-getting the reader’s attention
-setting a good pace
-keeping it simple
-using the best words
-finding your voice
Leadership is its own craft. Heroic leaders learn and keep learning the essential skills—for leading is terribly hard.
Like foolish would-be writers who devote little attention to learning writing, foolish would-be leaders spend little time learning how to lead. They ride by the seat of their pants. Assume leadership is a gut instinct. Figure they have the basics down. They end up as little more than pallid, colorless drones, empty suits “hollowed out by the acid of their own egos” (Brooks). This describes too many who aspire to or are currently in leadership positions today. We settle for rubes when we need to find those who work at sharpening their trade.,
Credible leaders invest in refining their character and developing their competencies. They give great attention to field manuals that teach the skills necessary for leading. These are the stand out skills—
-learning to follow-“He who cannot be a good follower cannot be a good leader” (Aristotle)
-learning to navigate-acquire the skill of living—a.k.a. wisdom—discerning reality is a necessary first step
-learning to think-leaders are compelled to understand the true meaning of things—who wants a vacuous leader?
-learning to see-the structures, hearts, politics, and symbols of an organization (Bowman and Deal)
-learning to read-the readiness level—the ableness and willingness—of people to follow (Hersey)
-learning to communicate-engaging, inspiring, persuading—which first comes out of deep listening
-learning to manage-time, resources, people. What good is a compelling vision and a sloppy organization?
-learning to solve- “If you don’t like problems, stay out of leadership” (Mattis)
-learning to adapt- “Don’t keep canoeing if there is no river” (Bolsinger)
-learning to decide-one way to recognize who the leader is–is to identify who people go to for a decision
-learning to execute-what good is a mission and a vision and a strategy without follow through?

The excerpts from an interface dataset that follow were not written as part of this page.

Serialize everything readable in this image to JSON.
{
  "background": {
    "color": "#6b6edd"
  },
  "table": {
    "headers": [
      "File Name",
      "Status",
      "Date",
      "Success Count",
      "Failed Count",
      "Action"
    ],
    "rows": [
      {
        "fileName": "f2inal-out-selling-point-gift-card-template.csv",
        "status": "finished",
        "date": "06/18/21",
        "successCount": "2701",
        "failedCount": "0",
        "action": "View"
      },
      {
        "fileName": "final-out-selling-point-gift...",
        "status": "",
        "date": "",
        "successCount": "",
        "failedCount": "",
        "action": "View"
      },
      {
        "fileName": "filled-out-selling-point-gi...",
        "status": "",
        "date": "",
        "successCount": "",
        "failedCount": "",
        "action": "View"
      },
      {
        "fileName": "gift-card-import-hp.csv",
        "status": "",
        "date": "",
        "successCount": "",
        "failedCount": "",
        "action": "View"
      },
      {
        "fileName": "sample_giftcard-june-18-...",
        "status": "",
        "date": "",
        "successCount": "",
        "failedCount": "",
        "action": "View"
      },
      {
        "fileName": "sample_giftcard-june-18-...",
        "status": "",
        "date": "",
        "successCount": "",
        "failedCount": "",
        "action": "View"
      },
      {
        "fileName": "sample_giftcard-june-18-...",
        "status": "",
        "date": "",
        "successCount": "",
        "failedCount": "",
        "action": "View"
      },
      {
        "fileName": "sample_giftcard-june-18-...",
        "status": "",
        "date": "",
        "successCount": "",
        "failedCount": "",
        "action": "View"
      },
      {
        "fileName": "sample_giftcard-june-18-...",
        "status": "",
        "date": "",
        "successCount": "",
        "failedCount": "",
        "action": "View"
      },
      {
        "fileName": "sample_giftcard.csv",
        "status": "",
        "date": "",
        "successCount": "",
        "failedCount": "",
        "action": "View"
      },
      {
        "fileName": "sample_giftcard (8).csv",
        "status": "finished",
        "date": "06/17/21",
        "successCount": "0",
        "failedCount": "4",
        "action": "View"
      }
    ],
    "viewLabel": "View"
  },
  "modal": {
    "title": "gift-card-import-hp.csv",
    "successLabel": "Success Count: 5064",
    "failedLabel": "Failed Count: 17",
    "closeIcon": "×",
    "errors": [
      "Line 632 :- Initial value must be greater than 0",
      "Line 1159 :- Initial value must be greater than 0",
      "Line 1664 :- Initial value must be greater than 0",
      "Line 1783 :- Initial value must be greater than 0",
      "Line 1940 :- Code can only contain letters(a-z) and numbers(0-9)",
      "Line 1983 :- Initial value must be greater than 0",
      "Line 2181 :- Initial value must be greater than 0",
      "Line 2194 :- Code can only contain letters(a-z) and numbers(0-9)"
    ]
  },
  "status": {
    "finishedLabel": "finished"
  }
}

-learning to measure-determine the outcomes that matter—we will stand before God one day to give an account
Whetting each skill will take a lifetime. Yielding and allowing God to direct the task of shaping will save much grief. Learning to become skillful in the ways of God–becoming good at listening, praying, seeking, waiting, discerning, and yielding—increases the capacity for true, heroic leadership.

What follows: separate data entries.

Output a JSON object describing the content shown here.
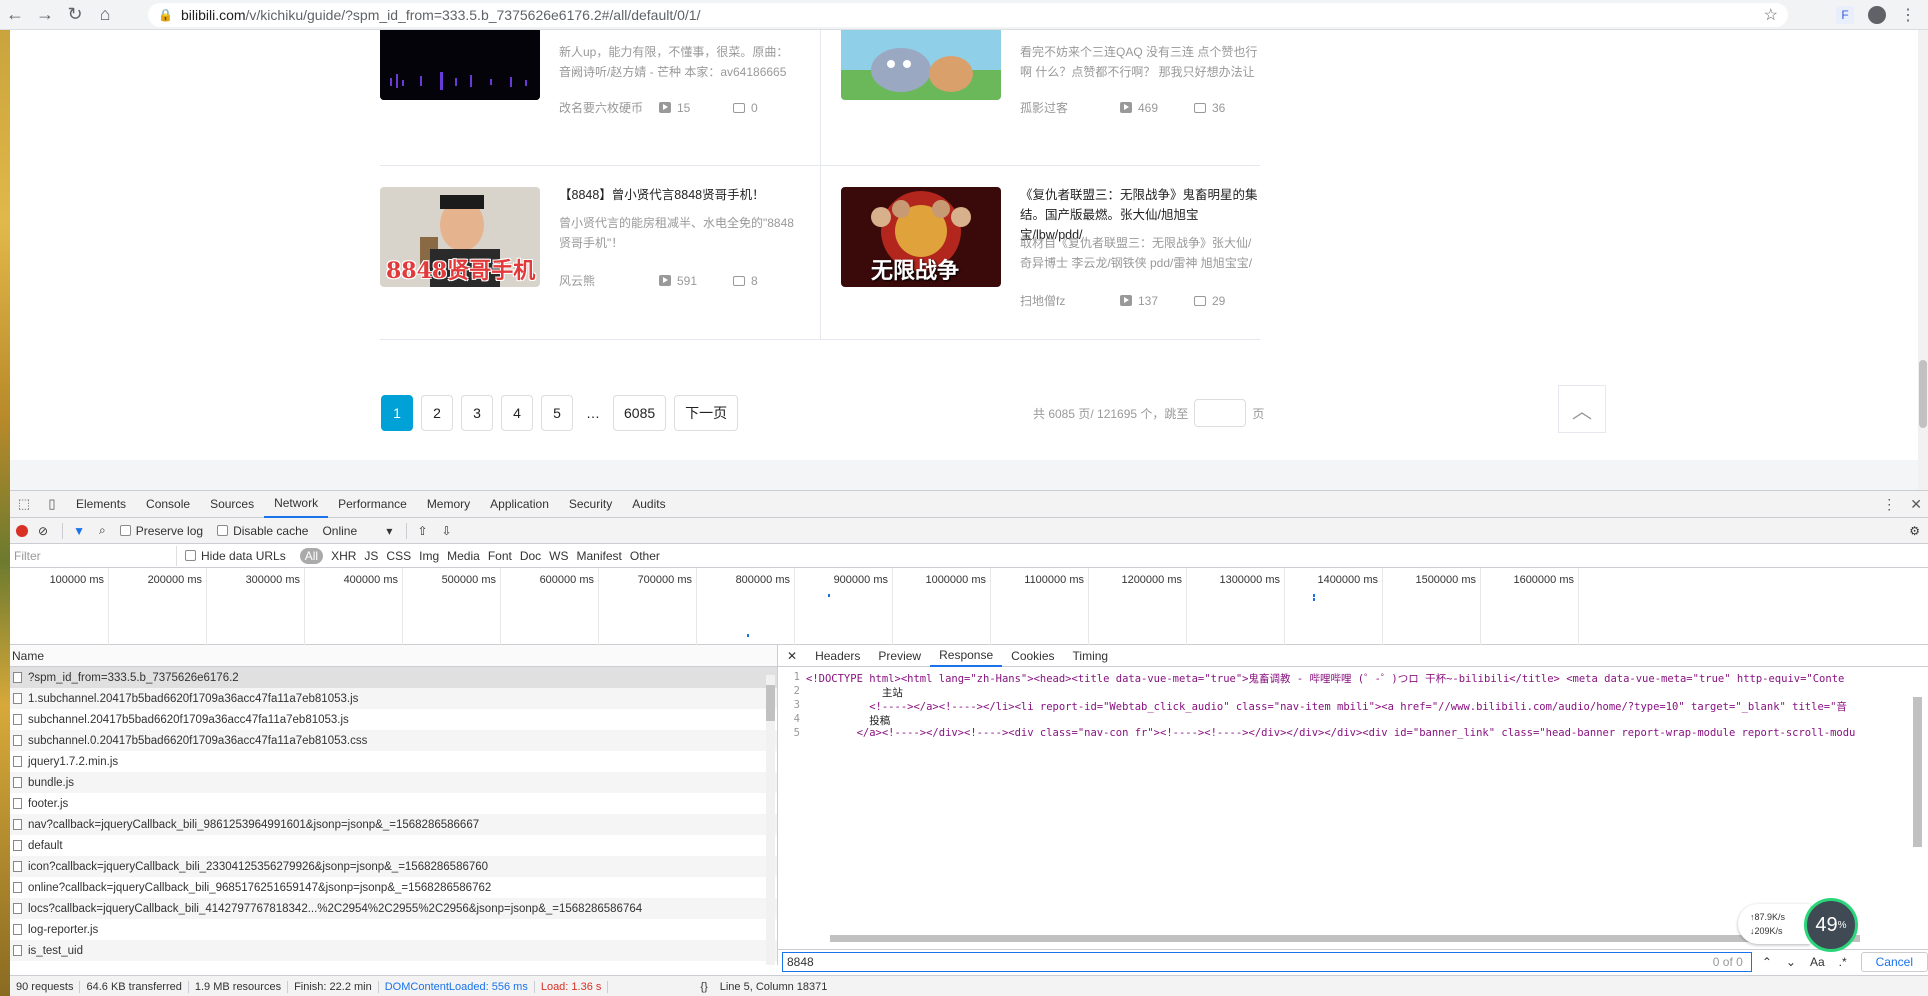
{
  "browser": {
    "url_host": "bilibili.com",
    "url_path": "/v/kichiku/guide/?spm_id_from=333.5.b_7375626e6176.2#/all/default/0/1/",
    "ext_label": "F"
  },
  "videos": [
    {
      "title": "",
      "desc": "新人up，能力有限，不懂事，很菜。原曲：音阙诗听/赵方婧 - 芒种 本家：av64186665",
      "author": "改名要六枚硬币",
      "plays": "15",
      "danmaku": "0"
    },
    {
      "title": "",
      "desc": "看完不妨来个三连QAQ 没有三连 点个赞也行啊 什么？点赞都不行啊？ 那我只好想办法让",
      "author": "孤影过客",
      "plays": "469",
      "danmaku": "36"
    },
    {
      "title": "【8848】曾小贤代言8848贤哥手机！",
      "desc": "曾小贤代言的能房租减半、水电全免的\"8848贤哥手机\"！",
      "author": "风云熊",
      "plays": "591",
      "danmaku": "8",
      "thumb_text": "8848贤哥手机"
    },
    {
      "title": "《复仇者联盟三：无限战争》鬼畜明星的集结。国产版最燃。张大仙/旭旭宝宝/lbw/pdd/",
      "desc": "取材自《复仇者联盟三：无限战争》张大仙/奇异博士 李云龙/钢铁侠 pdd/雷神 旭旭宝宝/",
      "author": "扫地僧fz",
      "plays": "137",
      "danmaku": "29",
      "thumb_text": "无限战争"
    }
  ],
  "pager": {
    "pages": [
      "1",
      "2",
      "3",
      "4",
      "5"
    ],
    "dots": "…",
    "last": "6085",
    "next": "下一页",
    "summary": "共 6085 页/ 121695 个，跳至",
    "page_unit": "页"
  },
  "devtools": {
    "tabs": [
      "Elements",
      "Console",
      "Sources",
      "Network",
      "Performance",
      "Memory",
      "Application",
      "Security",
      "Audits"
    ],
    "active_tab": "Network",
    "preserve_log": "Preserve log",
    "disable_cache": "Disable cache",
    "throttle": "Online",
    "filter_placeholder": "Filter",
    "hide_data_urls": "Hide data URLs",
    "filter_types": [
      "All",
      "XHR",
      "JS",
      "CSS",
      "Img",
      "Media",
      "Font",
      "Doc",
      "WS",
      "Manifest",
      "Other"
    ],
    "timeline_ticks": [
      "100000 ms",
      "200000 ms",
      "300000 ms",
      "400000 ms",
      "500000 ms",
      "600000 ms",
      "700000 ms",
      "800000 ms",
      "900000 ms",
      "1000000 ms",
      "1100000 ms",
      "1200000 ms",
      "1300000 ms",
      "1400000 ms",
      "1500000 ms",
      "1600000 ms"
    ],
    "name_header": "Name",
    "requests": [
      "?spm_id_from=333.5.b_7375626e6176.2",
      "1.subchannel.20417b5bad6620f1709a36acc47fa11a7eb81053.js",
      "subchannel.20417b5bad6620f1709a36acc47fa11a7eb81053.js",
      "subchannel.0.20417b5bad6620f1709a36acc47fa11a7eb81053.css",
      "jquery1.7.2.min.js",
      "bundle.js",
      "footer.js",
      "nav?callback=jqueryCallback_bili_9861253964991601&jsonp=jsonp&_=1568286586667",
      "default",
      "icon?callback=jqueryCallback_bili_23304125356279926&jsonp=jsonp&_=1568286586760",
      "online?callback=jqueryCallback_bili_9685176251659147&jsonp=jsonp&_=1568286586762",
      "locs?callback=jqueryCallback_bili_4142797767818342...%2C2954%2C2955%2C2956&jsonp=jsonp&_=1568286586764",
      "log-reporter.js",
      "is_test_uid"
    ],
    "resp_tabs": [
      "Headers",
      "Preview",
      "Response",
      "Cookies",
      "Timing"
    ],
    "resp_active": "Response",
    "code_lines": [
      "<!DOCTYPE html><html lang=\"zh-Hans\"><head><title data-vue-meta=\"true\">鬼畜调教 - 哔哩哔哩 (゜-゜)つロ 干杯~-bilibili</title> <meta data-vue-meta=\"true\" http-equiv=\"Conte",
      "            主站",
      "          <!----></a><!----></li><li report-id=\"Webtab_click_audio\" class=\"nav-item mbili\"><a href=\"//www.bilibili.com/audio/home/?type=10\" target=\"_blank\" title=\"音",
      "          投稿",
      "        </a><!----></div><!----><div class=\"nav-con fr\"><!----><!----></div></div></div><div id=\"banner_link\" class=\"head-banner report-wrap-module report-scroll-modu"
    ],
    "search_value": "8848",
    "search_count": "0 of 0",
    "aa": "Aa",
    "regex": ".*",
    "cancel": "Cancel",
    "status": {
      "requests": "90 requests",
      "transferred": "64.6 KB transferred",
      "resources": "1.9 MB resources",
      "finish": "Finish: 22.2 min",
      "dom": "DOMContentLoaded: 556 ms",
      "load": "Load: 1.36 s"
    },
    "cursor_pos": "Line 5, Column 18371"
  },
  "speed_widget": {
    "up": "87.9K/s",
    "down": "209K/s",
    "percent": "49",
    "percent_unit": "%"
  }
}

The reality is that all leaders are apprentices in a craft where no one ever becomes a master. Hemingway acknowledged that this is true of writers. (He is the same one who acknowledged there’s nothing to writing. “All you do is sit down at a typewriter and bleed.”)

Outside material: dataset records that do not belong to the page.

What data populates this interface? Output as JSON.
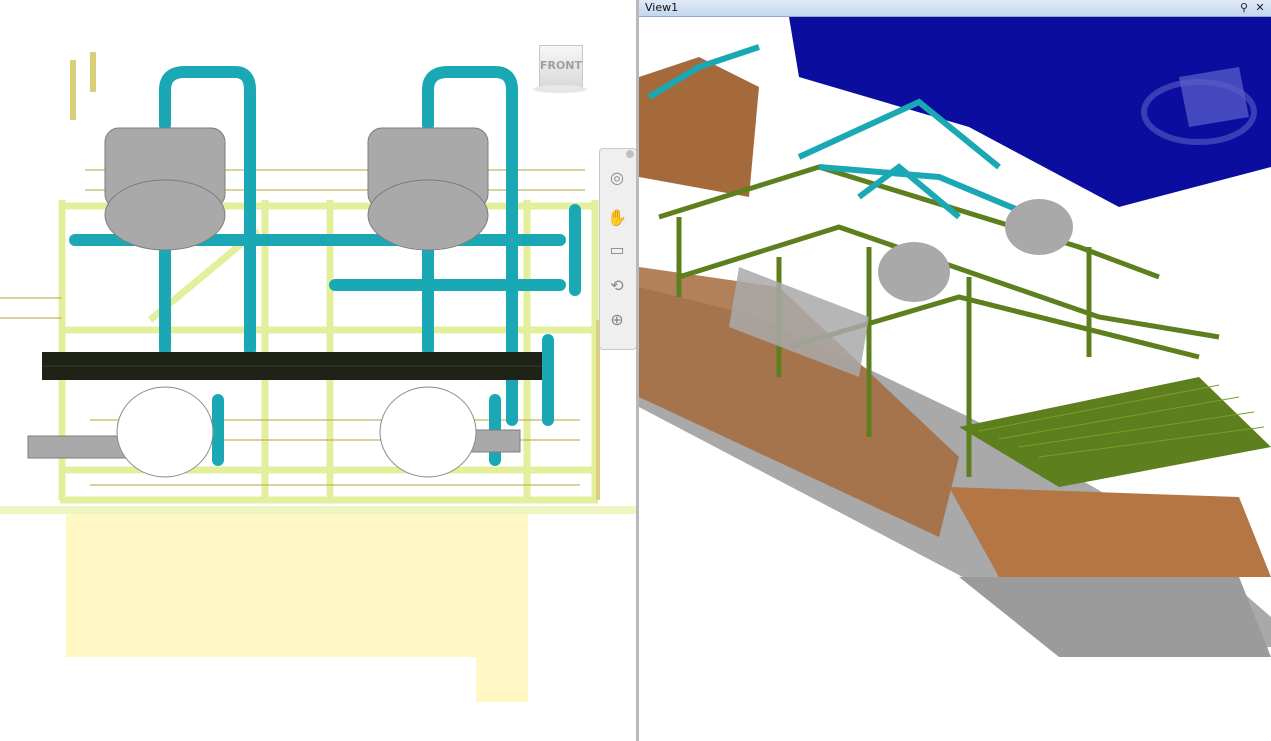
{
  "right_viewport": {
    "title": "View1",
    "pin_glyph": "pin-icon",
    "close_glyph": "✕"
  },
  "left_viewport": {
    "viewcube_label": "FRONT",
    "nav_bar_icons": [
      "steering-wheel-icon",
      "pan-hand-icon",
      "zoom-icon",
      "orbit-icon",
      "look-icon",
      "walk-icon"
    ]
  },
  "colors": {
    "structure_yellow": "#f0f5a8",
    "pipe_cyan": "#1aa8b5",
    "vessel_gray": "#a9a9a9",
    "steel_green": "#5d7f1d",
    "ground_brown": "#a56a3c",
    "building_blue": "#0b0d9e"
  }
}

Keep refining the skills, for leadership will have its own bleeding.